▶ _Requirement_
Where does the string "content" occur in the records? Copy each line that holds it.
□ □ □ □ □ □ □
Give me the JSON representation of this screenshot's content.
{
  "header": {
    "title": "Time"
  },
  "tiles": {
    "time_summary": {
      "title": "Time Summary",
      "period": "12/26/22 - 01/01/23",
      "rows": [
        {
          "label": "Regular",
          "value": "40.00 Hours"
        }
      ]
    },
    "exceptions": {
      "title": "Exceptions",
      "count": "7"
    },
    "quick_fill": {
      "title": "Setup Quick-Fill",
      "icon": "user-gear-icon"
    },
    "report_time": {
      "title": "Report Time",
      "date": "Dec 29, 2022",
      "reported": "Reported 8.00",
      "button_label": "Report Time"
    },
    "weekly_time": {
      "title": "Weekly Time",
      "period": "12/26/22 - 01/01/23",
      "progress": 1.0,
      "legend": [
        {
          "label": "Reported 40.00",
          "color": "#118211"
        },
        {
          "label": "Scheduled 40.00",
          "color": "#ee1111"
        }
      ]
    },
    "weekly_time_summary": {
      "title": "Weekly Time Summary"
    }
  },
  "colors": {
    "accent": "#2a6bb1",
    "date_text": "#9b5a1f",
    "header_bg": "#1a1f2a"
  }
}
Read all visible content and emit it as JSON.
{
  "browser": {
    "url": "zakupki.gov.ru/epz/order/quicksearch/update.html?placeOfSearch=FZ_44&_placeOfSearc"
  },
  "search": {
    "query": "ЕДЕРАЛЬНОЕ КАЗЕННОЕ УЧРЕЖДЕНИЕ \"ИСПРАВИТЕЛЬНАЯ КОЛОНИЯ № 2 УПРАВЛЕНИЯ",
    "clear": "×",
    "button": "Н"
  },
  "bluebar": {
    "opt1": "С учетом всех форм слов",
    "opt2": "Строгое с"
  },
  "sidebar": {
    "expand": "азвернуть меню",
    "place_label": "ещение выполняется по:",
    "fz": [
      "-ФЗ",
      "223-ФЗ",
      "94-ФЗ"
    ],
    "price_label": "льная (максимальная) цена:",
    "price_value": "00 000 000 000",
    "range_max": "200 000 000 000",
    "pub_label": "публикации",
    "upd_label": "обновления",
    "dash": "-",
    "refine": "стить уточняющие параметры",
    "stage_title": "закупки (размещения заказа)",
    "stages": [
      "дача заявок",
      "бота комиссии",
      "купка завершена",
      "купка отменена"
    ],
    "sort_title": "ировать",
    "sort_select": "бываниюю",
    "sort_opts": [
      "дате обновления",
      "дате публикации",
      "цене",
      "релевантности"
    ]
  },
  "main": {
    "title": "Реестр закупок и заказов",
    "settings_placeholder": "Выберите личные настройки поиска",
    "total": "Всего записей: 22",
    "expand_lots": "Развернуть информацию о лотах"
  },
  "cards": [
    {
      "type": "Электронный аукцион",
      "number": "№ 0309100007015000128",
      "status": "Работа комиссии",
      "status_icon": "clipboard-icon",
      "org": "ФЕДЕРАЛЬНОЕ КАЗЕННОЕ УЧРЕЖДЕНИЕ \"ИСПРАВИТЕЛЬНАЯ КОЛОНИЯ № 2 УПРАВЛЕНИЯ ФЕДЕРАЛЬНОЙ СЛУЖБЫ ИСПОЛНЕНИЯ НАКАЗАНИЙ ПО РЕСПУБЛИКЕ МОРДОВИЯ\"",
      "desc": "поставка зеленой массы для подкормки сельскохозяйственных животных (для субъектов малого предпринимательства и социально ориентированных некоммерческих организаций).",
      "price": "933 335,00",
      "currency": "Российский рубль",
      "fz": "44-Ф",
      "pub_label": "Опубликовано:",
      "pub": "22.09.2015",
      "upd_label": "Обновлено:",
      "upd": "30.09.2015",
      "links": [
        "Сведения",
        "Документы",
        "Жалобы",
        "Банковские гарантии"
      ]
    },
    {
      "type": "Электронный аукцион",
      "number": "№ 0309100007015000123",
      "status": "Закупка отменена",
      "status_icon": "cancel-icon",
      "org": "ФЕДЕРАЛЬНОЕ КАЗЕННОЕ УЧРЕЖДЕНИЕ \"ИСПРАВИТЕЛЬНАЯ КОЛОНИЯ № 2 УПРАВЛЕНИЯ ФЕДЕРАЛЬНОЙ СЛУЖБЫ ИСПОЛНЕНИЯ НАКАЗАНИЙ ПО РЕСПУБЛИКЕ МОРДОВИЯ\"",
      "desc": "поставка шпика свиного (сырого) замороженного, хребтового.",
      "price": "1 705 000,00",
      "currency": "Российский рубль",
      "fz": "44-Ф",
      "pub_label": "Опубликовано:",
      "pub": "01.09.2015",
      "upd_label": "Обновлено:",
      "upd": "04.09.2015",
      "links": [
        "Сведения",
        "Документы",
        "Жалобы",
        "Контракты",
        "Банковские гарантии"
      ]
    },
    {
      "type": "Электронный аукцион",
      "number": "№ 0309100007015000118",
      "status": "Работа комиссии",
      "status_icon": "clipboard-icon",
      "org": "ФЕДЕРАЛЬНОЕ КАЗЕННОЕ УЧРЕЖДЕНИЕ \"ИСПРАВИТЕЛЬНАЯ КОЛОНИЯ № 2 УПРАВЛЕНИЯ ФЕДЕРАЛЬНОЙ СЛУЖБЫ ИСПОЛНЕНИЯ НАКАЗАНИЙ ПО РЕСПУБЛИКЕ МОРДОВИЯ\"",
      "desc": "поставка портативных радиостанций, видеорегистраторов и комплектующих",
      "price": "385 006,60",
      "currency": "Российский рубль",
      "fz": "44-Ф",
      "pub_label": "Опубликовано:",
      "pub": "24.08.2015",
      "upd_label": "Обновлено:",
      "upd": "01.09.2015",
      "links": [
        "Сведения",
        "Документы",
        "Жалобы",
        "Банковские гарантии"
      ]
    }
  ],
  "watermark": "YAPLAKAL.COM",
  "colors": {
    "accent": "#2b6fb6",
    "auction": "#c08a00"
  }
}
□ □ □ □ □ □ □
▶ _Answer below_
Give me the JSON representation of this screenshot's content.
Read all visible content and emit it as JSON.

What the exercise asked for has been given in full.